■ **WHAT IS EXPECTED**
Your copy of the listing must be exact and must hold no images.

■ **DATA EXTRACTS**
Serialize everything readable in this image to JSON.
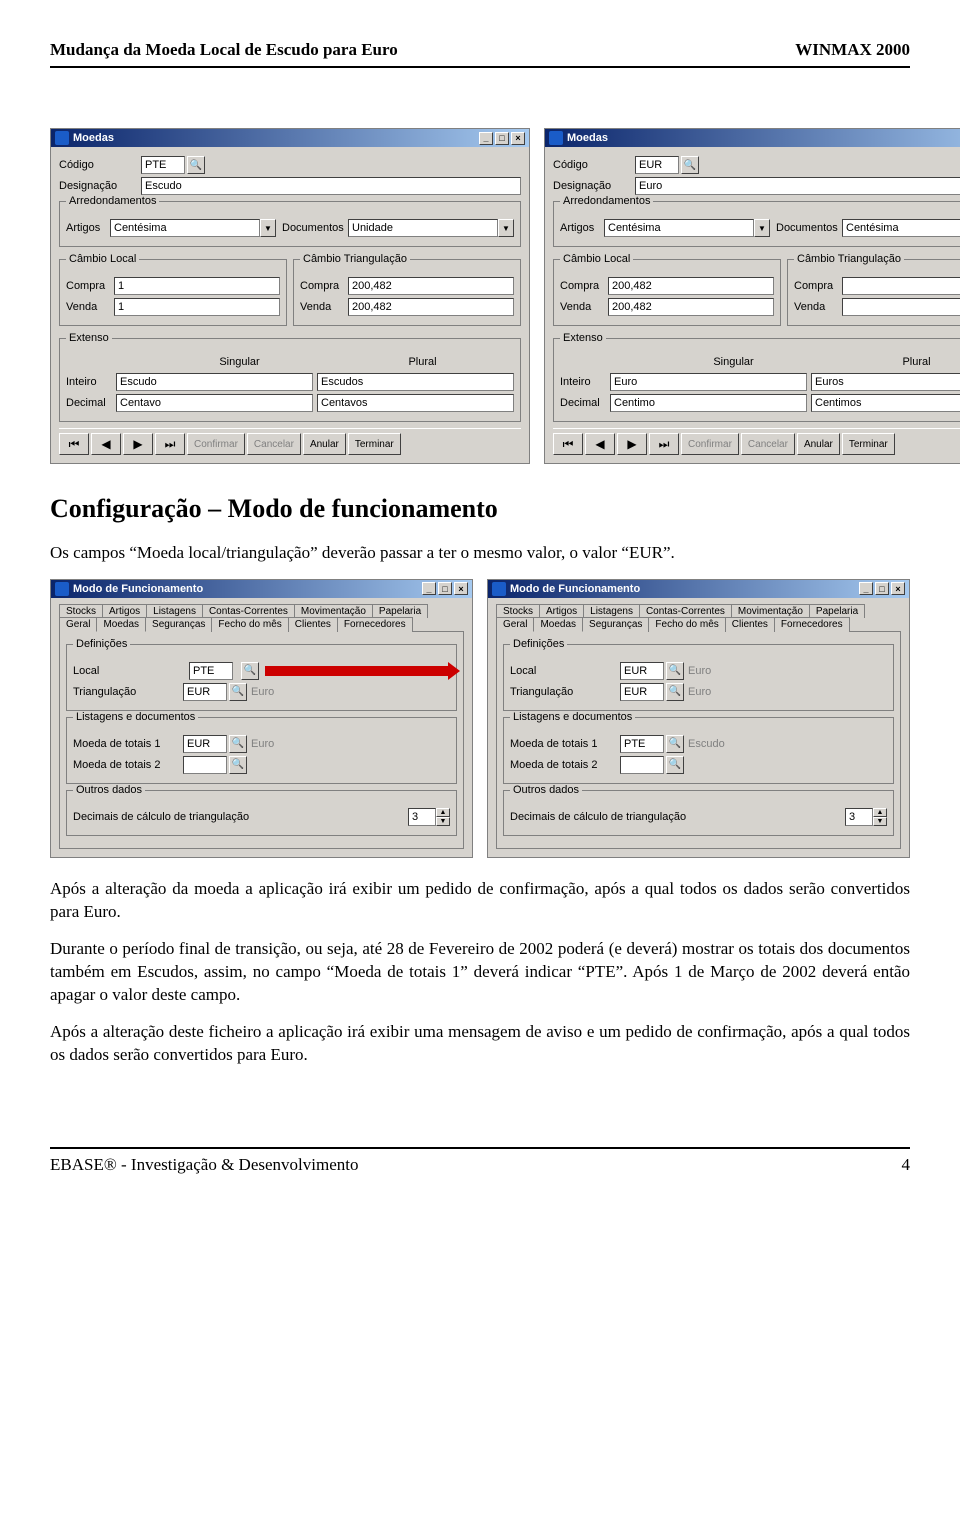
{
  "header": {
    "left": "Mudança da Moeda Local de Escudo para Euro",
    "right": "WINMAX 2000"
  },
  "moedas_pte": {
    "title": "Moedas",
    "code_label": "Código",
    "code": "PTE",
    "desig_label": "Designação",
    "desig": "Escudo",
    "group_round": "Arredondamentos",
    "artigos_label": "Artigos",
    "artigos": "Centésima",
    "documentos_label": "Documentos",
    "documentos": "Unidade",
    "group_cambio_local": "Câmbio Local",
    "group_cambio_tri": "Câmbio Triangulação",
    "compra_label": "Compra",
    "venda_label": "Venda",
    "local_compra": "1",
    "local_venda": "1",
    "tri_compra": "200,482",
    "tri_venda": "200,482",
    "group_extenso": "Extenso",
    "sing": "Singular",
    "plur": "Plural",
    "inteiro_label": "Inteiro",
    "decimal_label": "Decimal",
    "inteiro_s": "Escudo",
    "inteiro_p": "Escudos",
    "decimal_s": "Centavo",
    "decimal_p": "Centavos",
    "btns": {
      "confirmar": "Confirmar",
      "cancelar": "Cancelar",
      "anular": "Anular",
      "terminar": "Terminar"
    }
  },
  "moedas_eur": {
    "title": "Moedas",
    "code_label": "Código",
    "code": "EUR",
    "desig_label": "Designação",
    "desig": "Euro",
    "group_round": "Arredondamentos",
    "artigos_label": "Artigos",
    "artigos": "Centésima",
    "documentos_label": "Documentos",
    "documentos": "Centésima",
    "group_cambio_local": "Câmbio Local",
    "group_cambio_tri": "Câmbio Triangulação",
    "compra_label": "Compra",
    "venda_label": "Venda",
    "local_compra": "200,482",
    "local_venda": "200,482",
    "tri_compra": "",
    "tri_venda": "",
    "group_extenso": "Extenso",
    "sing": "Singular",
    "plur": "Plural",
    "inteiro_label": "Inteiro",
    "decimal_label": "Decimal",
    "inteiro_s": "Euro",
    "inteiro_p": "Euros",
    "decimal_s": "Centimo",
    "decimal_p": "Centimos",
    "btns": {
      "confirmar": "Confirmar",
      "cancelar": "Cancelar",
      "anular": "Anular",
      "terminar": "Terminar"
    }
  },
  "sect1_title": "Configuração – Modo de funcionamento",
  "sect1_p1": "Os campos “Moeda local/triangulação” deverão passar a ter o mesmo valor, o valor “EUR”.",
  "modo_tabs_top": [
    "Stocks",
    "Artigos",
    "Listagens",
    "Contas-Correntes",
    "Movimentação",
    "Papelaria"
  ],
  "modo_tabs_bot": [
    "Geral",
    "Moedas",
    "Seguranças",
    "Fecho do mês",
    "Clientes",
    "Fornecedores"
  ],
  "modo_left": {
    "title": "Modo de Funcionamento",
    "def_group": "Definições",
    "local_label": "Local",
    "local": "PTE",
    "local_ghost": "",
    "tri_label": "Triangulação",
    "tri": "EUR",
    "tri_ghost": "Euro",
    "list_group": "Listagens e documentos",
    "mt1_label": "Moeda de totais 1",
    "mt1": "EUR",
    "mt1_ghost": "Euro",
    "mt2_label": "Moeda de totais 2",
    "mt2": "",
    "out_group": "Outros dados",
    "dec_label": "Decimais de cálculo de triangulação",
    "dec": "3"
  },
  "modo_right": {
    "title": "Modo de Funcionamento",
    "def_group": "Definições",
    "local_label": "Local",
    "local": "EUR",
    "local_ghost": "Euro",
    "tri_label": "Triangulação",
    "tri": "EUR",
    "tri_ghost": "Euro",
    "list_group": "Listagens e documentos",
    "mt1_label": "Moeda de totais 1",
    "mt1": "PTE",
    "mt1_ghost": "Escudo",
    "mt2_label": "Moeda de totais 2",
    "mt2": "",
    "out_group": "Outros dados",
    "dec_label": "Decimais de cálculo de triangulação",
    "dec": "3"
  },
  "p_after1": "Após a alteração da moeda a aplicação irá exibir um pedido de confirmação, após a qual todos os dados serão convertidos para Euro.",
  "p_after2": "Durante o período final de transição, ou seja, até 28 de Fevereiro de 2002 poderá (e deverá) mostrar os totais dos documentos também em Escudos, assim, no campo “Moeda de totais 1” deverá indicar “PTE”. Após 1 de Março de 2002 deverá então apagar o valor deste campo.",
  "p_after3": "Após a alteração deste ficheiro a aplicação irá exibir uma mensagem de aviso e um pedido de confirmação, após a qual todos os dados serão convertidos para Euro.",
  "footer": {
    "left": "EBASE® - Investigação & Desenvolvimento",
    "right": "4"
  }
}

■ **EXERCISE SOLUTION**
Serialize everything readable in this image to JSON.
{
  "header": {
    "left": "Mudança da Moeda Local de Escudo para Euro",
    "right": "WINMAX 2000"
  },
  "moedas_pte": {
    "title": "Moedas",
    "code_label": "Código",
    "code": "PTE",
    "desig_label": "Designação",
    "desig": "Escudo",
    "group_round": "Arredondamentos",
    "artigos_label": "Artigos",
    "artigos": "Centésima",
    "documentos_label": "Documentos",
    "documentos": "Unidade",
    "group_cambio_local": "Câmbio Local",
    "group_cambio_tri": "Câmbio Triangulação",
    "compra_label": "Compra",
    "venda_label": "Venda",
    "local_compra": "1",
    "local_venda": "1",
    "tri_compra": "200,482",
    "tri_venda": "200,482",
    "group_extenso": "Extenso",
    "sing": "Singular",
    "plur": "Plural",
    "inteiro_label": "Inteiro",
    "decimal_label": "Decimal",
    "inteiro_s": "Escudo",
    "inteiro_p": "Escudos",
    "decimal_s": "Centavo",
    "decimal_p": "Centavos",
    "btns": {
      "confirmar": "Confirmar",
      "cancelar": "Cancelar",
      "anular": "Anular",
      "terminar": "Terminar"
    }
  },
  "moedas_eur": {
    "title": "Moedas",
    "code_label": "Código",
    "code": "EUR",
    "desig_label": "Designação",
    "desig": "Euro",
    "group_round": "Arredondamentos",
    "artigos_label": "Artigos",
    "artigos": "Centésima",
    "documentos_label": "Documentos",
    "documentos": "Centésima",
    "group_cambio_local": "Câmbio Local",
    "group_cambio_tri": "Câmbio Triangulação",
    "compra_label": "Compra",
    "venda_label": "Venda",
    "local_compra": "200,482",
    "local_venda": "200,482",
    "tri_compra": "",
    "tri_venda": "",
    "group_extenso": "Extenso",
    "sing": "Singular",
    "plur": "Plural",
    "inteiro_label": "Inteiro",
    "decimal_label": "Decimal",
    "inteiro_s": "Euro",
    "inteiro_p": "Euros",
    "decimal_s": "Centimo",
    "decimal_p": "Centimos",
    "btns": {
      "confirmar": "Confirmar",
      "cancelar": "Cancelar",
      "anular": "Anular",
      "terminar": "Terminar"
    }
  },
  "sect1_title": "Configuração – Modo de funcionamento",
  "sect1_p1": "Os campos “Moeda local/triangulação” deverão passar a ter o mesmo valor, o valor “EUR”.",
  "modo_tabs_top": [
    "Stocks",
    "Artigos",
    "Listagens",
    "Contas-Correntes",
    "Movimentação",
    "Papelaria"
  ],
  "modo_tabs_bot": [
    "Geral",
    "Moedas",
    "Seguranças",
    "Fecho do mês",
    "Clientes",
    "Fornecedores"
  ],
  "modo_left": {
    "title": "Modo de Funcionamento",
    "def_group": "Definições",
    "local_label": "Local",
    "local": "PTE",
    "local_ghost": "",
    "tri_label": "Triangulação",
    "tri": "EUR",
    "tri_ghost": "Euro",
    "list_group": "Listagens e documentos",
    "mt1_label": "Moeda de totais 1",
    "mt1": "EUR",
    "mt1_ghost": "Euro",
    "mt2_label": "Moeda de totais 2",
    "mt2": "",
    "out_group": "Outros dados",
    "dec_label": "Decimais de cálculo de triangulação",
    "dec": "3"
  },
  "modo_right": {
    "title": "Modo de Funcionamento",
    "def_group": "Definições",
    "local_label": "Local",
    "local": "EUR",
    "local_ghost": "Euro",
    "tri_label": "Triangulação",
    "tri": "EUR",
    "tri_ghost": "Euro",
    "list_group": "Listagens e documentos",
    "mt1_label": "Moeda de totais 1",
    "mt1": "PTE",
    "mt1_ghost": "Escudo",
    "mt2_label": "Moeda de totais 2",
    "mt2": "",
    "out_group": "Outros dados",
    "dec_label": "Decimais de cálculo de triangulação",
    "dec": "3"
  },
  "p_after1": "Após a alteração da moeda a aplicação irá exibir um pedido de confirmação, após a qual todos os dados serão convertidos para Euro.",
  "p_after2": "Durante o período final de transição, ou seja, até 28 de Fevereiro de 2002 poderá (e deverá) mostrar os totais dos documentos também em Escudos, assim, no campo “Moeda de totais 1” deverá indicar “PTE”. Após 1 de Março de 2002 deverá então apagar o valor deste campo.",
  "p_after3": "Após a alteração deste ficheiro a aplicação irá exibir uma mensagem de aviso e um pedido de confirmação, após a qual todos os dados serão convertidos para Euro.",
  "footer": {
    "left": "EBASE® - Investigação & Desenvolvimento",
    "right": "4"
  }
}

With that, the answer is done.